Problem to work on: Count every line in the data below where the word "Dodaj" appears, then state only that count.

Data records for software interfaces:
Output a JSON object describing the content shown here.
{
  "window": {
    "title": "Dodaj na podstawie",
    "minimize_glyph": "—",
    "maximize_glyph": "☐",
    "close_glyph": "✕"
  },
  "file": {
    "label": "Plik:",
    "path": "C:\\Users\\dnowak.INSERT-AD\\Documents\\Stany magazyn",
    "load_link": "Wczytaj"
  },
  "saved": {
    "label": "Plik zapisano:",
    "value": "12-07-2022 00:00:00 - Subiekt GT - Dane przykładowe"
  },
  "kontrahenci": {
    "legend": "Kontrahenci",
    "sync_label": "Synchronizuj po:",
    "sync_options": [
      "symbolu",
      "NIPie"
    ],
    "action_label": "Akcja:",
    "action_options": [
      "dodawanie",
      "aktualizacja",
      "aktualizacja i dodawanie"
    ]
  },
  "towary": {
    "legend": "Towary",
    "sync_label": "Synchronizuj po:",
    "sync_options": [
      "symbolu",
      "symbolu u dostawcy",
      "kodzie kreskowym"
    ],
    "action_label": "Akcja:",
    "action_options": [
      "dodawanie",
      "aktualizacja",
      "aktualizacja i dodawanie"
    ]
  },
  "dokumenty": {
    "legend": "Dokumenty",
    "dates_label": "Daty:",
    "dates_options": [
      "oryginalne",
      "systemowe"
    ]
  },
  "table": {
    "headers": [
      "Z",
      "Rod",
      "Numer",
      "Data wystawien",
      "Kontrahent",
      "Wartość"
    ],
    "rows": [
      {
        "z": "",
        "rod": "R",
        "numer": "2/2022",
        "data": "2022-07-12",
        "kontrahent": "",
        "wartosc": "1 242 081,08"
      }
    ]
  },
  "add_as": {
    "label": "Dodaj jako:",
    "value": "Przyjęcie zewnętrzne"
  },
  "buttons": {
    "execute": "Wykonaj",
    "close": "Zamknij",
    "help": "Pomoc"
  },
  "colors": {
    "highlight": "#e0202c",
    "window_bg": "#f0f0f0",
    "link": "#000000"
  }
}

Solution to the exercise: 2